------ Records for processing
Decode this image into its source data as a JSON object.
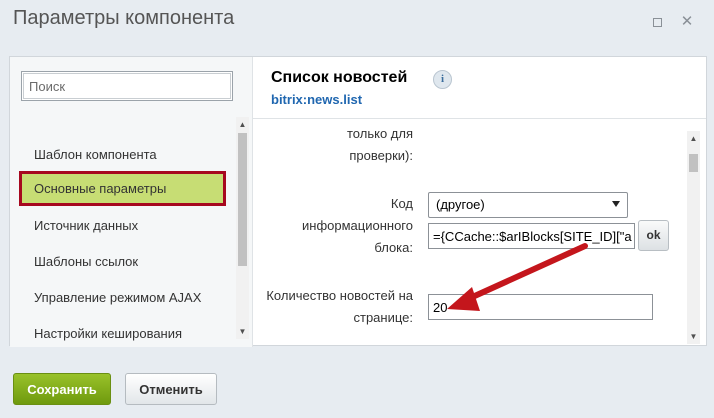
{
  "window": {
    "title": "Параметры компонента",
    "maximize_icon": "maximize-icon",
    "close_icon": "close-icon"
  },
  "sidebar": {
    "search_placeholder": "Поиск",
    "items": [
      {
        "label": "Шаблон компонента",
        "active": false
      },
      {
        "label": "Основные параметры",
        "active": true
      },
      {
        "label": "Источник данных",
        "active": false
      },
      {
        "label": "Шаблоны ссылок",
        "active": false
      },
      {
        "label": "Управление режимом AJAX",
        "active": false
      },
      {
        "label": "Настройки кеширования",
        "active": false
      }
    ],
    "highlight_color": "#a6081f",
    "active_bg": "#c7dd74"
  },
  "component": {
    "title": "Список новостей",
    "code": "bitrix:news.list",
    "info_icon": "info-icon"
  },
  "properties": {
    "partial_label": "только для проверки):",
    "iblock_label": "Код информационного блока:",
    "iblock_select": "(другое)",
    "iblock_value": "={CCache::$arIBlocks[SITE_ID][\"a",
    "ok_label": "ok",
    "news_count_label": "Количество новостей на странице:",
    "news_count_value": "20"
  },
  "annotation": {
    "arrow_color": "#c4161c"
  },
  "footer": {
    "save_label": "Сохранить",
    "cancel_label": "Отменить"
  }
}
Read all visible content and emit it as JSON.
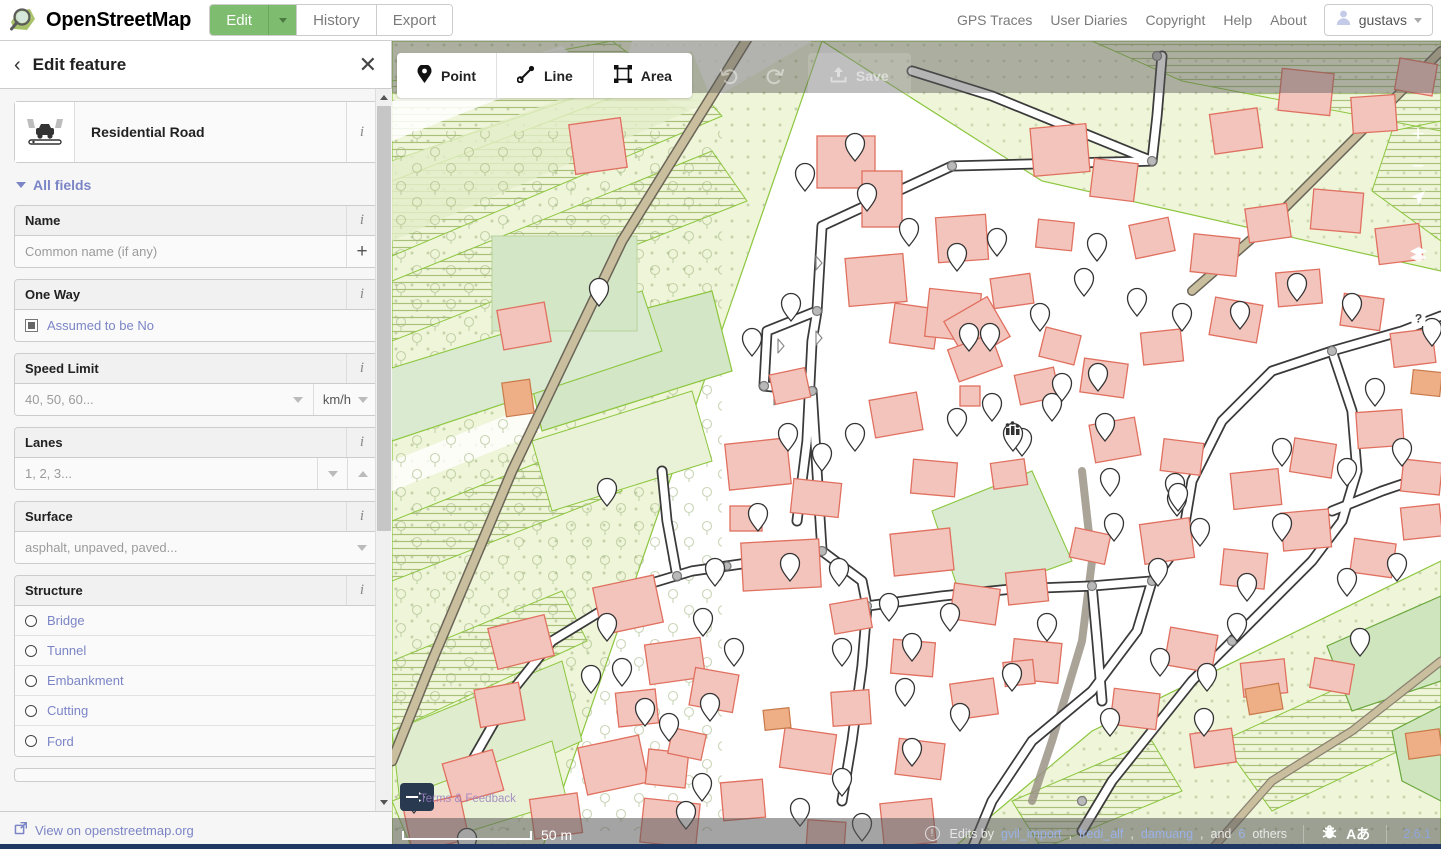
{
  "header": {
    "brand": "OpenStreetMap",
    "logo_icon": "magnifier-map-logo-icon",
    "nav": [
      {
        "label": "Edit",
        "active": true,
        "name": "edit"
      },
      {
        "label": "History",
        "active": false,
        "name": "history"
      },
      {
        "label": "Export",
        "active": false,
        "name": "export"
      }
    ],
    "edit_caret_icon": "chevron-down-icon",
    "links": [
      {
        "label": "GPS Traces",
        "name": "gps-traces"
      },
      {
        "label": "User Diaries",
        "name": "user-diaries"
      },
      {
        "label": "Copyright",
        "name": "copyright"
      },
      {
        "label": "Help",
        "name": "help"
      },
      {
        "label": "About",
        "name": "about"
      }
    ],
    "user": {
      "name": "gustavs",
      "avatar_icon": "user-avatar-icon",
      "caret_icon": "chevron-down-icon"
    }
  },
  "sidebar": {
    "back_icon": "chevron-left-icon",
    "title": "Edit feature",
    "close_icon": "close-icon",
    "feature": {
      "type_label": "Residential Road",
      "icon": "residential-road-icon",
      "info_icon": "i"
    },
    "all_fields_label": "All fields",
    "all_fields_caret_icon": "chevron-down-icon",
    "fields": [
      {
        "name": "name",
        "label": "Name",
        "info_icon": "i",
        "kind": "text-plus",
        "value": "",
        "placeholder": "Common name (if any)",
        "add_icon": "plus-icon"
      },
      {
        "name": "oneway",
        "label": "One Way",
        "info_icon": "i",
        "kind": "tristate",
        "state_label": "Assumed to be No",
        "checkbox_icon": "indeterminate-checkbox-icon"
      },
      {
        "name": "maxspeed",
        "label": "Speed Limit",
        "info_icon": "i",
        "kind": "combo-unit",
        "value": "",
        "placeholder": "40, 50, 60...",
        "unit": "km/h",
        "caret_icon": "chevron-down-icon"
      },
      {
        "name": "lanes",
        "label": "Lanes",
        "info_icon": "i",
        "kind": "combo-stepper",
        "value": "",
        "placeholder": "1, 2, 3...",
        "caret_icon": "chevron-down-icon",
        "stepper_icon": "chevron-up-icon"
      },
      {
        "name": "surface",
        "label": "Surface",
        "info_icon": "i",
        "kind": "combo",
        "value": "",
        "placeholder": "asphalt, unpaved, paved...",
        "caret_icon": "chevron-down-icon"
      },
      {
        "name": "structure",
        "label": "Structure",
        "info_icon": "i",
        "kind": "radios",
        "options": [
          {
            "label": "Bridge",
            "selected": false
          },
          {
            "label": "Tunnel",
            "selected": false
          },
          {
            "label": "Embankment",
            "selected": false
          },
          {
            "label": "Cutting",
            "selected": false
          },
          {
            "label": "Ford",
            "selected": false
          }
        ]
      }
    ],
    "footer": {
      "link_label": "View on openstreetmap.org",
      "link_icon": "external-link-icon"
    },
    "scrollbar": {
      "up_icon": "scroll-up-arrow-icon",
      "down_icon": "scroll-down-arrow-icon"
    }
  },
  "map_toolbar": {
    "draw_modes": [
      {
        "label": "Point",
        "icon": "map-pin-icon",
        "name": "point"
      },
      {
        "label": "Line",
        "icon": "line-icon",
        "name": "line"
      },
      {
        "label": "Area",
        "icon": "area-icon",
        "name": "area"
      }
    ],
    "undo": {
      "label": "Undo",
      "icon": "undo-arrow-icon",
      "disabled": true
    },
    "redo": {
      "label": "Redo",
      "icon": "redo-arrow-icon",
      "disabled": true
    },
    "save": {
      "label": "Save",
      "icon": "save-upload-icon",
      "disabled": true
    }
  },
  "map_controls": [
    {
      "name": "zoom-in",
      "label": "+",
      "icon": "plus-icon"
    },
    {
      "name": "zoom-out",
      "label": "−",
      "icon": "minus-icon"
    },
    {
      "name": "geolocate",
      "label": "",
      "icon": "location-arrow-icon"
    },
    {
      "name": "background-layers",
      "label": "",
      "icon": "layers-stack-icon"
    },
    {
      "name": "map-data",
      "label": "",
      "icon": "map-data-icon"
    },
    {
      "name": "help",
      "label": "?",
      "icon": "help-question-icon"
    }
  ],
  "map_footer": {
    "scale_label": "50 m",
    "terms_label": "Terms & Feedback",
    "mapbox_icon": "mapbox-logo-icon",
    "issues_icon": "alert-circle-icon",
    "edits_prefix": "Edits by",
    "editors": [
      "gvil_import",
      "fredi_alf",
      "damuang"
    ],
    "editors_suffix_count": "6",
    "editors_suffix": "others",
    "and_label": "and",
    "bug_icon": "bug-report-icon",
    "language_label": "Aあ",
    "version": "2.6.1"
  },
  "colors": {
    "brand_green": "#7ebc6f",
    "link_blue": "#7b85c6",
    "building_fill": "#f3c4bc",
    "building_stroke": "#e0705f",
    "landuse_green": "#eef5d8",
    "landuse_stroke": "#8cc63e",
    "road_white": "#ffffff",
    "road_casing": "#3a3a3a",
    "track_tan": "#c9bf9e",
    "grass_green": "#d9ead0",
    "bottom_strip": "#1f3864"
  }
}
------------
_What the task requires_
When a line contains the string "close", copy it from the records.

_Exercise result_
    "close_icon": "close-icon"
    "close_icon": "close-icon",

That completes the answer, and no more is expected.